== EXERCISE OBJECTIVE ==
Without changing a word, repeat the data, and include no pictures.

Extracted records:
◆ ◆ ◆ ◆

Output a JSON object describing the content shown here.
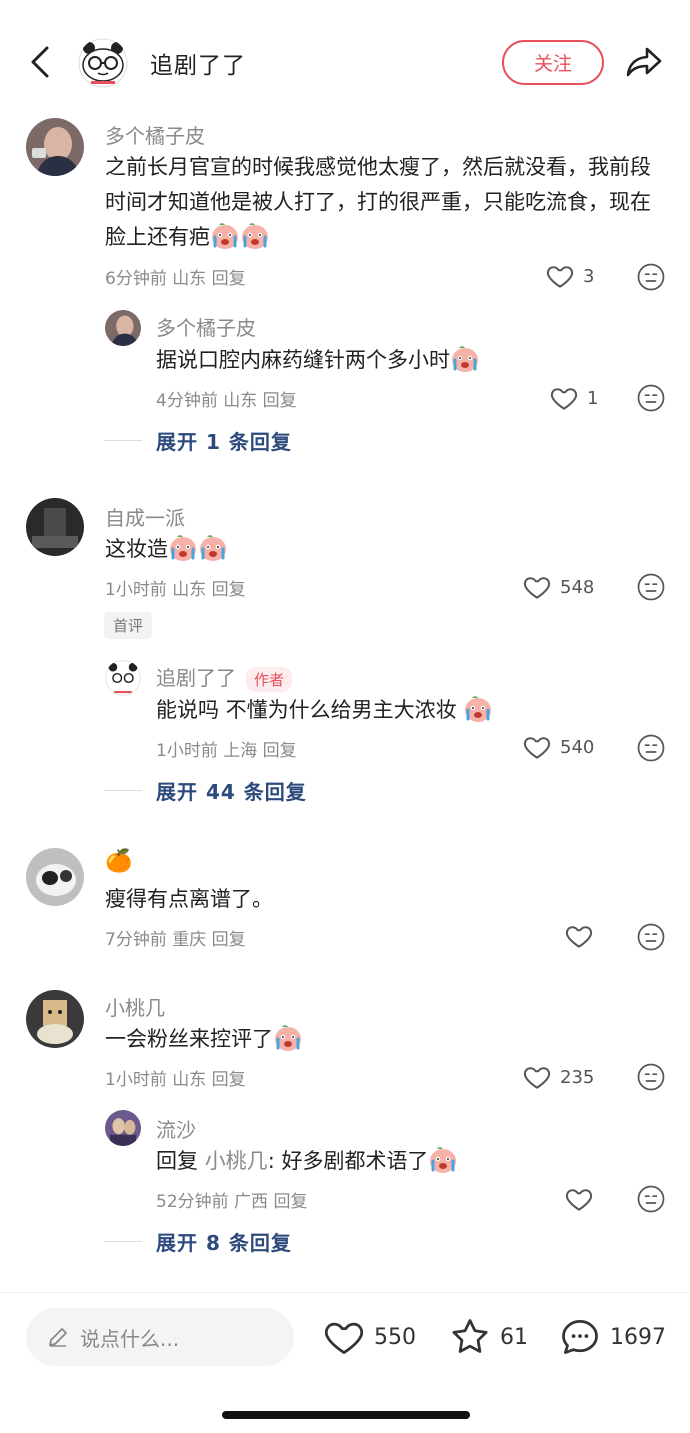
{
  "header": {
    "title": "追剧了了",
    "follow_label": "关注"
  },
  "comments": [
    {
      "user": "多个橘子皮",
      "text": "之前长月官宣的时候我感觉他太瘦了，然后就没看，我前段时间才知道他是被人打了，打的很严重，只能吃流食，现在脸上还有疤",
      "time": "6分钟前",
      "location": "山东",
      "reply_label": "回复",
      "likes": "3",
      "replies": [
        {
          "user": "多个橘子皮",
          "text": "据说口腔内麻药缝针两个多小时",
          "time": "4分钟前",
          "location": "山东",
          "reply_label": "回复",
          "likes": "1"
        }
      ],
      "expand_label": "展开 1 条回复"
    },
    {
      "user": "自成一派",
      "text": "这妆造",
      "time": "1小时前",
      "location": "山东",
      "reply_label": "回复",
      "likes": "548",
      "badge": "首评",
      "replies": [
        {
          "user": "追剧了了",
          "author_tag": "作者",
          "text": "能说吗  不懂为什么给男主大浓妆",
          "time": "1小时前",
          "location": "上海",
          "reply_label": "回复",
          "likes": "540"
        }
      ],
      "expand_label": "展开 44 条回复"
    },
    {
      "user": "🍊",
      "text": "瘦得有点离谱了。",
      "time": "7分钟前",
      "location": "重庆",
      "reply_label": "回复",
      "likes": ""
    },
    {
      "user": "小桃几",
      "text": "一会粉丝来控评了",
      "time": "1小时前",
      "location": "山东",
      "reply_label": "回复",
      "likes": "235",
      "replies": [
        {
          "user": "流沙",
          "reply_prefix": "回复",
          "reply_to": "小桃几",
          "text": ": 好多剧都术语了",
          "time": "52分钟前",
          "location": "广西",
          "reply_label": "回复",
          "likes": ""
        }
      ],
      "expand_label": "展开 8 条回复"
    }
  ],
  "bottom_bar": {
    "input_placeholder": "说点什么...",
    "likes": "550",
    "stars": "61",
    "comments": "1697"
  },
  "colors": {
    "accent": "#e8505b",
    "link": "#2c4a7c",
    "meta": "#8a8a8a"
  }
}
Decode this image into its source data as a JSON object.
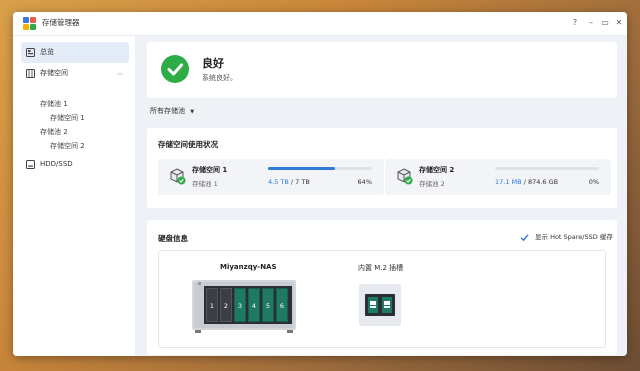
{
  "window": {
    "title": "存储管理器",
    "controls": [
      "?",
      "–",
      "▭",
      "✕"
    ]
  },
  "sidebar": {
    "items": [
      {
        "label": "总览",
        "icon": "overview-icon",
        "active": true
      },
      {
        "label": "存储空间",
        "icon": "storage-icon",
        "expanded": true
      },
      {
        "label": "HDD/SSD",
        "icon": "drive-icon"
      }
    ],
    "tree": [
      {
        "label": "存储池 1"
      },
      {
        "label": "存储空间 1"
      },
      {
        "label": "存储池 2"
      },
      {
        "label": "存储空间 2"
      }
    ]
  },
  "status": {
    "title": "良好",
    "description": "系统良好。",
    "color": "#2dac48"
  },
  "pool_filter": {
    "label": "所有存储池"
  },
  "usage": {
    "title": "存储空间使用状况",
    "volumes": [
      {
        "name": "存储空间 1",
        "pool": "存储池 1",
        "used": "4.5 TB",
        "total": "/ 7 TB",
        "percent_label": "64%",
        "percent": 64
      },
      {
        "name": "存储空间 2",
        "pool": "存储池 2",
        "used": "17.1 MB",
        "total": "/ 874.6 GB",
        "percent_label": "0%",
        "percent": 0
      }
    ]
  },
  "disk_info": {
    "title": "硬盘信息",
    "hotspare_label": "显示 Hot Spare/SSD 缓存",
    "hotspare_checked": true,
    "nas_name": "Miyanzqy-NAS",
    "m2_label": "内置 M.2 插槽",
    "bays": [
      "1",
      "2",
      "3",
      "4",
      "5",
      "6"
    ]
  },
  "colors": {
    "accent": "#2f7bd8",
    "ok": "#2dac48",
    "drive": "#1f7a65"
  }
}
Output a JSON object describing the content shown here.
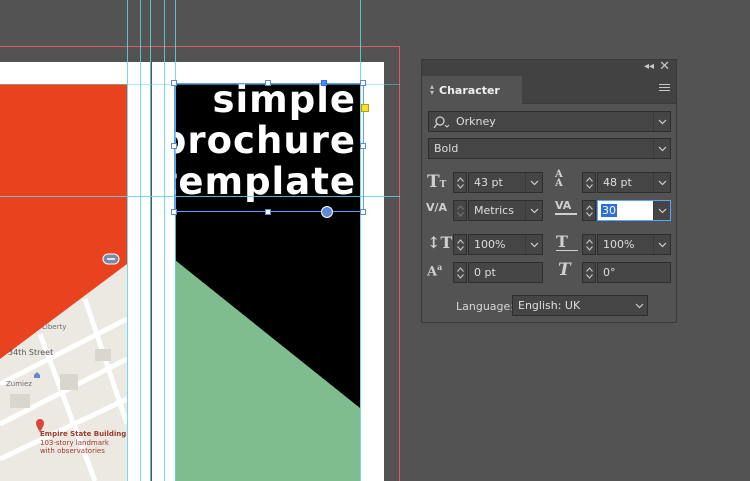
{
  "document": {
    "title_lines": [
      "simple",
      "brochure",
      "template"
    ],
    "colors": {
      "red": "#e8421f",
      "black": "#000000",
      "green": "#7fbd8e",
      "guide": "#5fd3e6",
      "bleed": "#e05a66"
    },
    "map": {
      "labels": [
        "Liberty",
        "34th Street",
        "Zumiez",
        "Empire State Building",
        "103-story landmark",
        "with observatories"
      ]
    }
  },
  "panel": {
    "tab_label": "Character",
    "font_family": "Orkney",
    "font_style": "Bold",
    "font_size": "43 pt",
    "leading": "48 pt",
    "kerning": "Metrics",
    "tracking": "30",
    "vertical_scale": "100%",
    "horizontal_scale": "100%",
    "baseline_shift": "0 pt",
    "skew": "0°",
    "language_label": "Language:",
    "language_value": "English: UK",
    "icons": {
      "collapse": "double-chevron-left-icon",
      "close": "close-icon",
      "menu": "hamburger-menu-icon",
      "search": "search-icon",
      "font_size": "font-size-icon",
      "leading": "leading-icon",
      "kerning": "kerning-icon",
      "tracking": "tracking-icon",
      "vertical_scale": "vertical-scale-icon",
      "horizontal_scale": "horizontal-scale-icon",
      "baseline_shift": "baseline-shift-icon",
      "skew": "skew-icon"
    }
  }
}
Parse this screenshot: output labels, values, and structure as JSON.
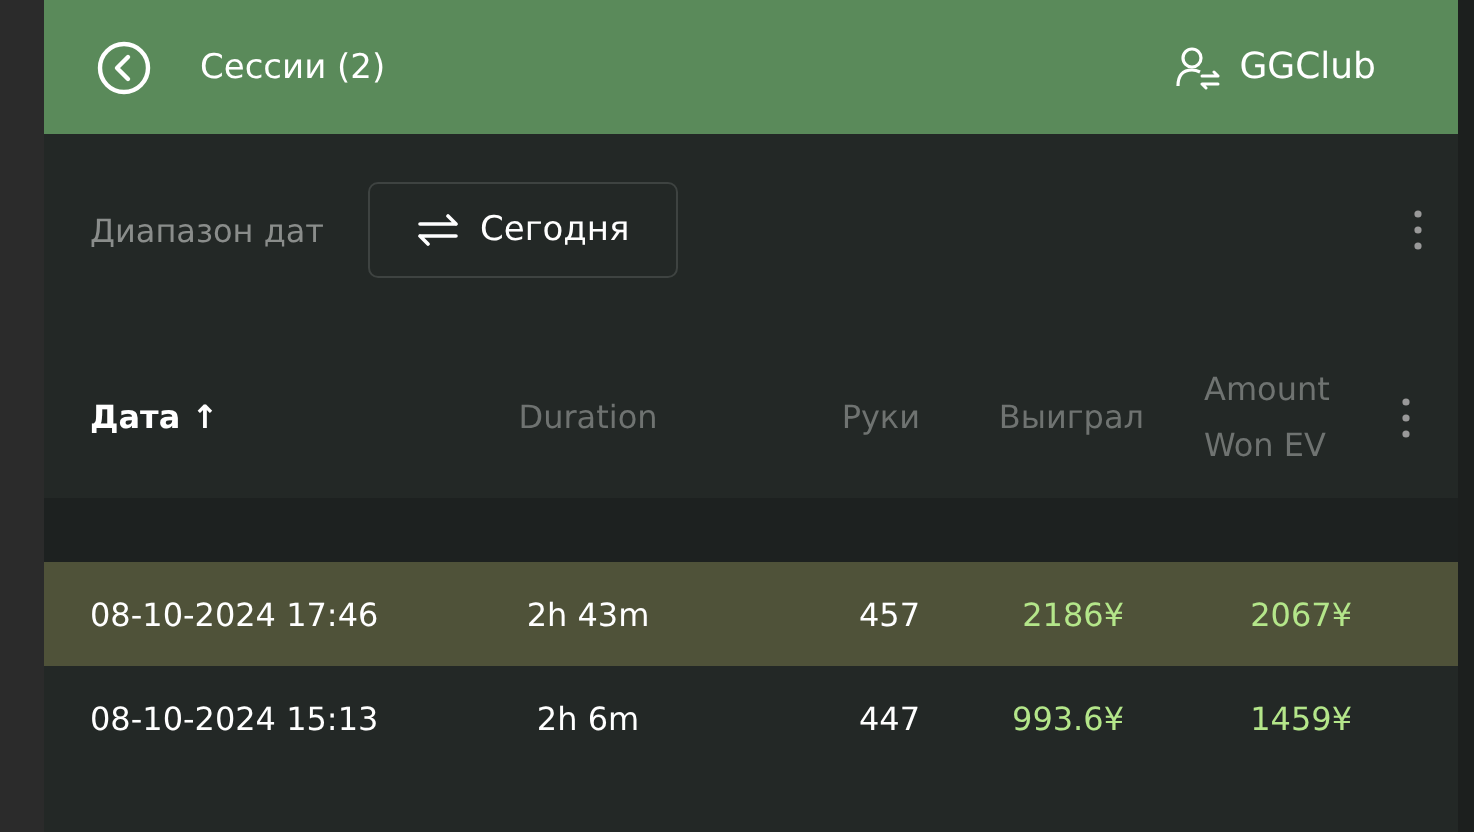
{
  "header": {
    "title": "Сессии (2)",
    "account": "GGClub"
  },
  "filter": {
    "label": "Диапазон дат",
    "value": "Сегодня"
  },
  "table": {
    "columns": [
      {
        "label": "Дата",
        "sorted": true,
        "sort_indicator": "↑"
      },
      {
        "label": "Duration",
        "sorted": false
      },
      {
        "label": "Руки",
        "sorted": false
      },
      {
        "label": "Выиграл",
        "sorted": false
      },
      {
        "label": "Amount Won EV",
        "sorted": false
      }
    ],
    "rows": [
      {
        "selected": true,
        "cells": [
          "08-10-2024 17:46",
          "2h 43m",
          "457",
          "2186¥",
          "2067¥"
        ]
      },
      {
        "selected": false,
        "cells": [
          "08-10-2024 15:13",
          "2h 6m",
          "447",
          "993.6¥",
          "1459¥"
        ]
      }
    ]
  }
}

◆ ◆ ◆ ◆

== TASK RESULT ==
Output a JSON object describing the content shown here.
{
  "header": {
    "title": "追剧了了",
    "follow_label": "关注"
  },
  "comments": [
    {
      "user": "多个橘子皮",
      "text": "之前长月官宣的时候我感觉他太瘦了，然后就没看，我前段时间才知道他是被人打了，打的很严重，只能吃流食，现在脸上还有疤",
      "time": "6分钟前",
      "location": "山东",
      "reply_label": "回复",
      "likes": "3",
      "replies": [
        {
          "user": "多个橘子皮",
          "text": "据说口腔内麻药缝针两个多小时",
          "time": "4分钟前",
          "location": "山东",
          "reply_label": "回复",
          "likes": "1"
        }
      ],
      "expand_label": "展开 1 条回复"
    },
    {
      "user": "自成一派",
      "text": "这妆造",
      "time": "1小时前",
      "location": "山东",
      "reply_label": "回复",
      "likes": "548",
      "badge": "首评",
      "replies": [
        {
          "user": "追剧了了",
          "author_tag": "作者",
          "text": "能说吗  不懂为什么给男主大浓妆",
          "time": "1小时前",
          "location": "上海",
          "reply_label": "回复",
          "likes": "540"
        }
      ],
      "expand_label": "展开 44 条回复"
    },
    {
      "user": "🍊",
      "text": "瘦得有点离谱了。",
      "time": "7分钟前",
      "location": "重庆",
      "reply_label": "回复",
      "likes": ""
    },
    {
      "user": "小桃几",
      "text": "一会粉丝来控评了",
      "time": "1小时前",
      "location": "山东",
      "reply_label": "回复",
      "likes": "235",
      "replies": [
        {
          "user": "流沙",
          "reply_prefix": "回复",
          "reply_to": "小桃几",
          "text": ": 好多剧都术语了",
          "time": "52分钟前",
          "location": "广西",
          "reply_label": "回复",
          "likes": ""
        }
      ],
      "expand_label": "展开 8 条回复"
    }
  ],
  "bottom_bar": {
    "input_placeholder": "说点什么...",
    "likes": "550",
    "stars": "61",
    "comments": "1697"
  },
  "colors": {
    "accent": "#e8505b",
    "link": "#2c4a7c",
    "meta": "#8a8a8a"
  }
}
Decode this image into its source data as a JSON object.
{
  "window": {
    "title": "存储管理器",
    "controls": [
      "?",
      "–",
      "▭",
      "✕"
    ]
  },
  "sidebar": {
    "items": [
      {
        "label": "总览",
        "icon": "overview-icon",
        "active": true
      },
      {
        "label": "存储空间",
        "icon": "storage-icon",
        "expanded": true
      },
      {
        "label": "HDD/SSD",
        "icon": "drive-icon"
      }
    ],
    "tree": [
      {
        "label": "存储池 1"
      },
      {
        "label": "存储空间 1"
      },
      {
        "label": "存储池 2"
      },
      {
        "label": "存储空间 2"
      }
    ]
  },
  "status": {
    "title": "良好",
    "description": "系统良好。",
    "color": "#2dac48"
  },
  "pool_filter": {
    "label": "所有存储池"
  },
  "usage": {
    "title": "存储空间使用状况",
    "volumes": [
      {
        "name": "存储空间 1",
        "pool": "存储池 1",
        "used": "4.5 TB",
        "total": "/ 7 TB",
        "percent_label": "64%",
        "percent": 64
      },
      {
        "name": "存储空间 2",
        "pool": "存储池 2",
        "used": "17.1 MB",
        "total": "/ 874.6 GB",
        "percent_label": "0%",
        "percent": 0
      }
    ]
  },
  "disk_info": {
    "title": "硬盘信息",
    "hotspare_label": "显示 Hot Spare/SSD 缓存",
    "hotspare_checked": true,
    "nas_name": "Miyanzqy-NAS",
    "m2_label": "内置 M.2 插槽",
    "bays": [
      "1",
      "2",
      "3",
      "4",
      "5",
      "6"
    ]
  },
  "colors": {
    "accent": "#2f7bd8",
    "ok": "#2dac48",
    "drive": "#1f7a65"
  }
}
Output a JSON object describing the content shown here.
{
  "document": {
    "title_lines": [
      "simple",
      "brochure",
      "template"
    ],
    "colors": {
      "red": "#e8421f",
      "black": "#000000",
      "green": "#7fbd8e",
      "guide": "#5fd3e6",
      "bleed": "#e05a66"
    },
    "map": {
      "labels": [
        "Liberty",
        "34th Street",
        "Zumiez",
        "Empire State Building",
        "103-story landmark",
        "with observatories"
      ]
    }
  },
  "panel": {
    "tab_label": "Character",
    "font_family": "Orkney",
    "font_style": "Bold",
    "font_size": "43 pt",
    "leading": "48 pt",
    "kerning": "Metrics",
    "tracking": "30",
    "vertical_scale": "100%",
    "horizontal_scale": "100%",
    "baseline_shift": "0 pt",
    "skew": "0°",
    "language_label": "Language:",
    "language_value": "English: UK",
    "icons": {
      "collapse": "double-chevron-left-icon",
      "close": "close-icon",
      "menu": "hamburger-menu-icon",
      "search": "search-icon",
      "font_size": "font-size-icon",
      "leading": "leading-icon",
      "kerning": "kerning-icon",
      "tracking": "tracking-icon",
      "vertical_scale": "vertical-scale-icon",
      "horizontal_scale": "horizontal-scale-icon",
      "baseline_shift": "baseline-shift-icon",
      "skew": "skew-icon"
    }
  }
}
Parse this screenshot: output labels, values, and structure as JSON.
{
  "header": {
    "title": "Сессии (2)",
    "account": "GGClub"
  },
  "filter": {
    "label": "Диапазон дат",
    "value": "Сегодня"
  },
  "table": {
    "columns": [
      {
        "label": "Дата",
        "sorted": true,
        "sort_indicator": "↑"
      },
      {
        "label": "Duration",
        "sorted": false
      },
      {
        "label": "Руки",
        "sorted": false
      },
      {
        "label": "Выиграл",
        "sorted": false
      },
      {
        "label": "Amount Won EV",
        "sorted": false
      }
    ],
    "rows": [
      {
        "selected": true,
        "cells": [
          "08-10-2024 17:46",
          "2h 43m",
          "457",
          "2186¥",
          "2067¥"
        ]
      },
      {
        "selected": false,
        "cells": [
          "08-10-2024 15:13",
          "2h 6m",
          "447",
          "993.6¥",
          "1459¥"
        ]
      }
    ]
  }
}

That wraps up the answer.